- More students are turning to two-year schools to cut costs. Enrollment is at 34 percent this year, compared to 30 percent last year.
- Common cost-cutting strategies included attending in-state schools (69 percent), spending less on entertainment (66 percent), living closer to home (61 percent), and living at home (54 percent).
- Only 38 percent of respondents said they had a plan to pay for all college costs before enrolling in college.
- One-third of families said they were surprised by some expenses, especially textbooks.
Graphic courtesy of Sallie Mae
Federal judge Jed Rakoff has imposed a civil penalty of $1.3 billion on Bank of America.
This is the first time a jury has found a bank — or an individual banker — guilty of mortgage fraud in the financial crisis. A former mid-level Countrywide executive, Rebecca Mairone, was found liable and fined $1 million. Bank of America did not say whether it will assist her in paying the penalty.
The ruling comes after a jury in October 2013 found the bank liable for risky mortgages that were deliberately misrepresented as safe and sound, and sold to government mortgage guarantors Fannie Mae and Freddie Mac. The mortgages were marketed by Countrywide Financial, which Bank of America purchased for $2.5 billion in 2008.
The fraud took place in 2007-2008 (before Bank of America's acquisition of the troubled bank), during the run-up to the financial crisi - just as the housing market was crashing. The marketing plan for the risky mortgages had a name in Countrywide’s corner offices, says analyst Chris Whalen at Kroll Bond Rating Agency: It was called “the hustle.” That came from the acronym for “High Speed Swim Lane,” or HSSL.
“The hustle program was about selling as many loans as possible as fast as possible, regardless of the defects of those loans,” said Whalen.
In his ruling, Judge Rakoff said the program was “driven by a hunger for profits and oblivious to the harms thereby visited, not just on the immediate victims but also on the financial system as a whole.”
Bank of America has fought this case, asserting that it should not be held fully accountable, nor pay such a severe penalty, because it didn’t own Countrywide when the fraud and other shoddy mortgage practices occurred. Bank of America and several of the country's largest banks were at the time being pressured by federal banking regulators to acquire institutions like Countrywide that were teetering on collapse, to prevent them from causing a cascade of panic and failure throughout the financial system.
“I find it troubling that B of A is effectively being penalized for having done a public good, which was to acquire Countrywide so that it would not have otherwise failed,” said banking analyst Bert Ely. “We want to get rid of too-big-to-fail, but if you have large financial firms that are in trouble for whatever reason, who wants to buy them?”
Cleaning up Countrywide has cost BofA approximately $55 billion in legal settlements so far, more than 20 times what it paid for the bank.
Tell Me More has been dedicated to covering stories from Africa. Host Michel Martin speaks to NPR's Africa correspondent Ofeibea Quist-Arcton about reporting on the changing continent.
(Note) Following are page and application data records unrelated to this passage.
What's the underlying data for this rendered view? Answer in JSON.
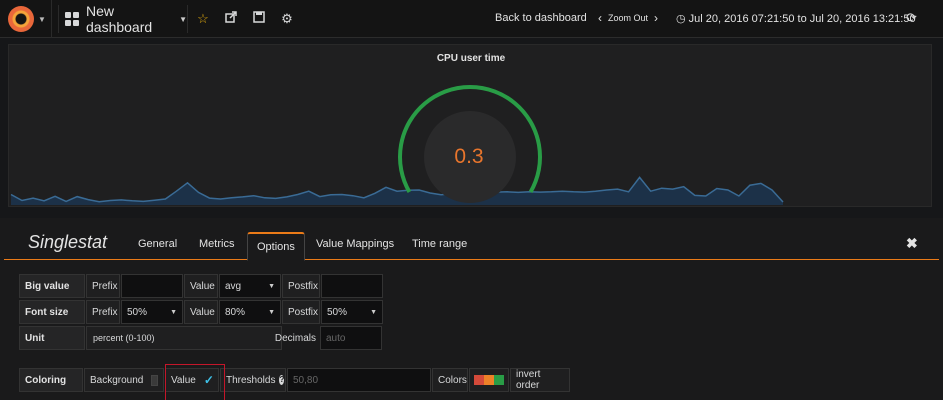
{
  "navbar": {
    "dashboard_title": "New dashboard",
    "back_label": "Back to dashboard",
    "zoom_label": "Zoom Out",
    "time_range": "Jul 20, 2016 07:21:50 to Jul 20, 2016 13:21:50",
    "icons": [
      "grafana-logo-icon",
      "dashboard-grid-icon",
      "star-icon",
      "share-icon",
      "save-icon",
      "gear-icon",
      "chevron-left-icon",
      "chevron-right-icon",
      "clock-icon",
      "refresh-icon"
    ]
  },
  "panel": {
    "title": "CPU user time",
    "value": "0.3",
    "gauge": {
      "min": 0,
      "max": 100,
      "value": 0.3,
      "thresholds": [
        50,
        80
      ]
    },
    "sparkline": [
      3.5,
      1.5,
      2.3,
      1.4,
      2.9,
      1.2,
      2.8,
      1.8,
      1.1,
      1.5,
      1.7,
      1.4,
      1.2,
      1.6,
      2.0,
      4.6,
      7.4,
      4.2,
      2.3,
      2.0,
      2.4,
      2.7,
      3.1,
      2.4,
      2.2,
      2.7,
      3.5,
      4.6,
      2.8,
      3.4,
      3.5,
      3.1,
      2.4,
      3.9,
      5.9,
      4.6,
      4.9,
      5.0,
      4.0,
      3.4,
      3.8,
      4.2,
      8.6,
      4.2,
      4.3,
      4.4,
      4.2,
      4.4,
      4.3,
      4.4,
      4.6,
      4.4,
      4.3,
      4.6,
      5.0,
      5.3,
      4.4,
      9.2,
      4.6,
      5.6,
      5.3,
      6.1,
      3.2,
      3.0,
      5.5,
      5.0,
      3.0,
      6.6,
      7.2,
      5.0,
      1.0
    ],
    "colors": {
      "ok": "#299c46",
      "warn": "#e8752c",
      "line": "#3a6b95",
      "fill": "#1c3148"
    }
  },
  "editor": {
    "title": "Singlestat",
    "tabs": [
      "General",
      "Metrics",
      "Options",
      "Value Mappings",
      "Time range"
    ],
    "active_tab": "Options",
    "big_value": {
      "label": "Big value",
      "prefix_label": "Prefix",
      "value_label": "Value",
      "value": "avg",
      "postfix_label": "Postfix"
    },
    "font_size": {
      "label": "Font size",
      "prefix_label": "Prefix",
      "prefix_value": "50%",
      "value_label": "Value",
      "value_value": "80%",
      "postfix_label": "Postfix",
      "postfix_value": "50%"
    },
    "unit": {
      "label": "Unit",
      "value": "percent (0-100)",
      "decimals_label": "Decimals",
      "decimals_placeholder": "auto"
    },
    "coloring": {
      "label": "Coloring",
      "background_label": "Background",
      "background_checked": false,
      "value_label": "Value",
      "value_checked": true,
      "thresholds_label": "Thresholds",
      "thresholds_placeholder": "50,80",
      "colors_label": "Colors",
      "colors": [
        "#d44a3a",
        "#ed8128",
        "#299c46"
      ],
      "invert_label": "invert order"
    }
  }
}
The Institute of Medicine this week urged Congress to allocate to community clinics more of the $15 billion it spends annually on training new doctors. But hospitals say that's the wrong prescription.
In a rare, scathing speech in March, Dianne Feinstein accused the CIA of tampering with the work of the intelligence committee. Now an internal CIA probe finds some officers acted improperly.